FBCCI wants special credit and LC payment support as exporters cannot export on time for raw material crisis
The Federation of Bangladesh Chambers of Commerce and Industries (FBCCI) has claimed that the coronavirus has hampered procurement of raw materials from China for all sectors.
It fears that they will become defaulters with banks if they could not carry out export orders on time because of the raw material procurement crisis.
The apex body of businessmen demanded that banks refrain from imposing forced loans against letters of credit (LCs) and classifying loans as non-performing ones if instalments are delayed.
Sheikh Fazle Fahim, the FBCCI president, made the demands at a press conference held at the federation's conference room on Saturday.
The conference was organised to convey opinions of the trade body on the overall impact of the coronavirus outbreak in China on industrial production, export-import, supply management, and on the service sector in Bangladesh.
Informing that the extent of financial losses would not be known for sure before March, the FBCCI said that in some sectors, foreign orders cannot be executed on time due to a lack of raw materials.
However, the trade body is not sure whether the orders will be cancelled or extra charges will be imposed for this.
Some firms have been continuing production using their stock of raw materials. As a result, the financial loss cannot be determined at the moment.
"Our business activities have stagnated due to coronavirus. Problems have been growing in shipments and getting documents of those for which LCs were opened earlier," said Fahim.
The FBCCI president added the number of fresh LCs has decreased.
"Normal supply in all sectors – RMG, plastic, leather, electronic, medical equipment, computers and communication materials have been hampered."
Fahim asked for special attention so that export-import activities are not hindered, and banks do not impose additional charges or interest penalties on businesses that are unable to pay off loans or LCs since they could not procure raw materials from China.
The FBCCI also said businessmen do not want any financial assistance for the time being. Instead, they want trade with China to go smoothly.
"Businessmen from different provinces in China have assured that the exports from China will return to normal from February 24. We do not want any Chinese goods to be stranded in our ports or any delays in unloading," said Fahim.
He also requested the banks concerned to provide short-term loans out of the LC limits of firms who have already opened LCs but need more time for shipments – if the firms get an opportunity to import from another source.

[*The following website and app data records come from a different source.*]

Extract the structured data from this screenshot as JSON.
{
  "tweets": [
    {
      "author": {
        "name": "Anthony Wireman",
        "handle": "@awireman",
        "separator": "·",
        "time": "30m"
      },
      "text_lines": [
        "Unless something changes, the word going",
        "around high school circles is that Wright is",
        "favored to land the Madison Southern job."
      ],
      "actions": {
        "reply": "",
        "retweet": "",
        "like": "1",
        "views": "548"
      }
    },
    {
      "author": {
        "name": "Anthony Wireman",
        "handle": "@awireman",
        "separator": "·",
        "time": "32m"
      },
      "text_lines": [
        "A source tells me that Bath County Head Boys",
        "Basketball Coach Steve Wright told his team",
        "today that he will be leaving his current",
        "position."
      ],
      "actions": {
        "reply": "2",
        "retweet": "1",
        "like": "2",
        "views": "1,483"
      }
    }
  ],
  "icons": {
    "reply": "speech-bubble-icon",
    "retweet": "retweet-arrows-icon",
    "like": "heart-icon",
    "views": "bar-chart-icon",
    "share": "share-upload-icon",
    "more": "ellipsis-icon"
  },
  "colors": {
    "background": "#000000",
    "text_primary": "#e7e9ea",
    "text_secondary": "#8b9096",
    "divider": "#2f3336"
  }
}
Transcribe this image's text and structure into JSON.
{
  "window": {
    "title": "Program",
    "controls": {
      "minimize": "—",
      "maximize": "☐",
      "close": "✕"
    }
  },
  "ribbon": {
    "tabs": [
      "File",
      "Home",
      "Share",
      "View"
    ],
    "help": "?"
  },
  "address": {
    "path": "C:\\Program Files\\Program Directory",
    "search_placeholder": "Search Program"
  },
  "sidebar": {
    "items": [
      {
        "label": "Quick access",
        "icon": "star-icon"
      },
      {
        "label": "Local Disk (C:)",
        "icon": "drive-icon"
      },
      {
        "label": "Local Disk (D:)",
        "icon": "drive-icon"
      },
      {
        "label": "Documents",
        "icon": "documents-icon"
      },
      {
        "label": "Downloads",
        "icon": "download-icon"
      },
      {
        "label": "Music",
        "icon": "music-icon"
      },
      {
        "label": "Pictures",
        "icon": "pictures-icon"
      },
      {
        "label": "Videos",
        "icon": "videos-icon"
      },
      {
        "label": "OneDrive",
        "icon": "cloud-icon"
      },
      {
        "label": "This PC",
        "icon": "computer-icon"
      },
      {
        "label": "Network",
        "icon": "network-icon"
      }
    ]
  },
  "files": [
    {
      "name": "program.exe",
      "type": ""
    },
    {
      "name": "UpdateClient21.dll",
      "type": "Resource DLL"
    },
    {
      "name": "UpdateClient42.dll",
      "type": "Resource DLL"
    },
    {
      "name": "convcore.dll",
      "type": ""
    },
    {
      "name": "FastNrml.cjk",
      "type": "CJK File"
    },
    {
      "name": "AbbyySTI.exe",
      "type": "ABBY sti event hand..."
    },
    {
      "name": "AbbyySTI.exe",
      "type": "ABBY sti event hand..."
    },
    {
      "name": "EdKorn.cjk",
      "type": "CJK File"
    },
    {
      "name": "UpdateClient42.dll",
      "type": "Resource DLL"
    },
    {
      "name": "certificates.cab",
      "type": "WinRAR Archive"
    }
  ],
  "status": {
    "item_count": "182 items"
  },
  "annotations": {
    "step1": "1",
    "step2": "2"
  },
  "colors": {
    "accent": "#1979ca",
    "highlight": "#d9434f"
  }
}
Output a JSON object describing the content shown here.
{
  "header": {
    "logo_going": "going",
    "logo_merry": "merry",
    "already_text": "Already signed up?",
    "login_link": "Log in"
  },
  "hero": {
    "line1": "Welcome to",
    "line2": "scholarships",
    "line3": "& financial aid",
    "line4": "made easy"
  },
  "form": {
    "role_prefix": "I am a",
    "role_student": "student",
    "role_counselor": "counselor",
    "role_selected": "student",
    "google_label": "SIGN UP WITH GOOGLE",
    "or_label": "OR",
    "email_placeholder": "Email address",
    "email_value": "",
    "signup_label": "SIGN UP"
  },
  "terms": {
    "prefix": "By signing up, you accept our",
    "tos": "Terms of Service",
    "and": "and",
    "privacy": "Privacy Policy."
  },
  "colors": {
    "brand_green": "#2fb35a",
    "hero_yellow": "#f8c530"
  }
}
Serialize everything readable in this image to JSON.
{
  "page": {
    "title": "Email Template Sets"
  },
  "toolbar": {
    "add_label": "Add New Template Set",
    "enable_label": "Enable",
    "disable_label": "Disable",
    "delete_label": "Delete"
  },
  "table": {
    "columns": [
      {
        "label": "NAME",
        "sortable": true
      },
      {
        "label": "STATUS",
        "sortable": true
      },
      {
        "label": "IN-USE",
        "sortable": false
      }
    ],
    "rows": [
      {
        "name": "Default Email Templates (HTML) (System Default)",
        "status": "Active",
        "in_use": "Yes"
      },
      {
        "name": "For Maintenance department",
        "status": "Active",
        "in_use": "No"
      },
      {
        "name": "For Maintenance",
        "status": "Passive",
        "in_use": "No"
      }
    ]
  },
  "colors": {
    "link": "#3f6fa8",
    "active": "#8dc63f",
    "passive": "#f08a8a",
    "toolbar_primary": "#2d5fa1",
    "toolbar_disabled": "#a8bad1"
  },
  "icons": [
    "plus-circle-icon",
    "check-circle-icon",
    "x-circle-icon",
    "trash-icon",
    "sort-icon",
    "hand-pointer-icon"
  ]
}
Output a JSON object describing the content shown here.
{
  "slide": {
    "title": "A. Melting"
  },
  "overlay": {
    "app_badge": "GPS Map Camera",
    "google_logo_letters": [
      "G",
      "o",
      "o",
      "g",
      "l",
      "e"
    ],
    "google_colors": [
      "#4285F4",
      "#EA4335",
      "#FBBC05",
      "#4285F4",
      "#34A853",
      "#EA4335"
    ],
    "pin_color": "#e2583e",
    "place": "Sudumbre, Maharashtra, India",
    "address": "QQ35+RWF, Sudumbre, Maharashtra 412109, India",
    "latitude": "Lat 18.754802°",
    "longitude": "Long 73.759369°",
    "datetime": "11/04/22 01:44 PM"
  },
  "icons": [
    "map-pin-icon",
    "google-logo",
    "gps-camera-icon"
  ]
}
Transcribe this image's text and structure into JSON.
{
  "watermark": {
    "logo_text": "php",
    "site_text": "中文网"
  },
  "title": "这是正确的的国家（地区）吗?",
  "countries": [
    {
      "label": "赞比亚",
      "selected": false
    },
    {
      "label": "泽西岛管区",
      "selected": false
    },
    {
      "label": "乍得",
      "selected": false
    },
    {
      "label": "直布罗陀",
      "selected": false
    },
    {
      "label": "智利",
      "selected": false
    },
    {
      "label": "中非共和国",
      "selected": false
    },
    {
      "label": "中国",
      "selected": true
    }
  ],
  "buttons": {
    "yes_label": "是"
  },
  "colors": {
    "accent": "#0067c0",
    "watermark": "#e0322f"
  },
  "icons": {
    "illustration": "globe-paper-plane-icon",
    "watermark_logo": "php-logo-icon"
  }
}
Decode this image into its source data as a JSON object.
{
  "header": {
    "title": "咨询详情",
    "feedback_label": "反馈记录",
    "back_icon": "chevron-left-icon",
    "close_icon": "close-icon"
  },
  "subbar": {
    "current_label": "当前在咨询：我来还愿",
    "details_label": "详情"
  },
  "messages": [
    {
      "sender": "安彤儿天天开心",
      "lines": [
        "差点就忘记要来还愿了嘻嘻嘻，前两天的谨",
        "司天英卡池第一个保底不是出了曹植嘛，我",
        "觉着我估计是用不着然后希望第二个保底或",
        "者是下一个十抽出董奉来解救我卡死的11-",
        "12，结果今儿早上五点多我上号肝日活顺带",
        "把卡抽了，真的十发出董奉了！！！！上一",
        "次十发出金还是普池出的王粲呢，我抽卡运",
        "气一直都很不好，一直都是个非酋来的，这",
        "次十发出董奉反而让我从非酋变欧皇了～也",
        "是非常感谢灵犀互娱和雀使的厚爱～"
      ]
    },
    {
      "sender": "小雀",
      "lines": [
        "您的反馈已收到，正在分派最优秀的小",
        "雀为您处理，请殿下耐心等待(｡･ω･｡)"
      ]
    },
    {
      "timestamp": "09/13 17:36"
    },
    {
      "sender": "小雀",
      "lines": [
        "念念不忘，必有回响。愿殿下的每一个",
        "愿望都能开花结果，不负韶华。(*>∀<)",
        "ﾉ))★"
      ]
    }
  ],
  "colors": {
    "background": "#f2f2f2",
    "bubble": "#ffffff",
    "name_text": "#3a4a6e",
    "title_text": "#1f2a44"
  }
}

In the fiscal year 2018-19, the total trade between Bangladesh and China was about $14.68 billion.
In the garments sector – especially in the woven sector – 60 percent of the raw materials come from China. Moreover, 20 percent raw material of the knitwear sector also comes from China.
The main source of raw material in many other industries is China.
"About 80 percent of the manufacturing value chain of our economy was suspended for about one month. During this time, very small amounts of shipments were made," the FBCCI president said.
"In January this year, 6.72 lakh tonnes of goods came in from China. During the same month in 2019, the amount was 8.51 lakh tonnes."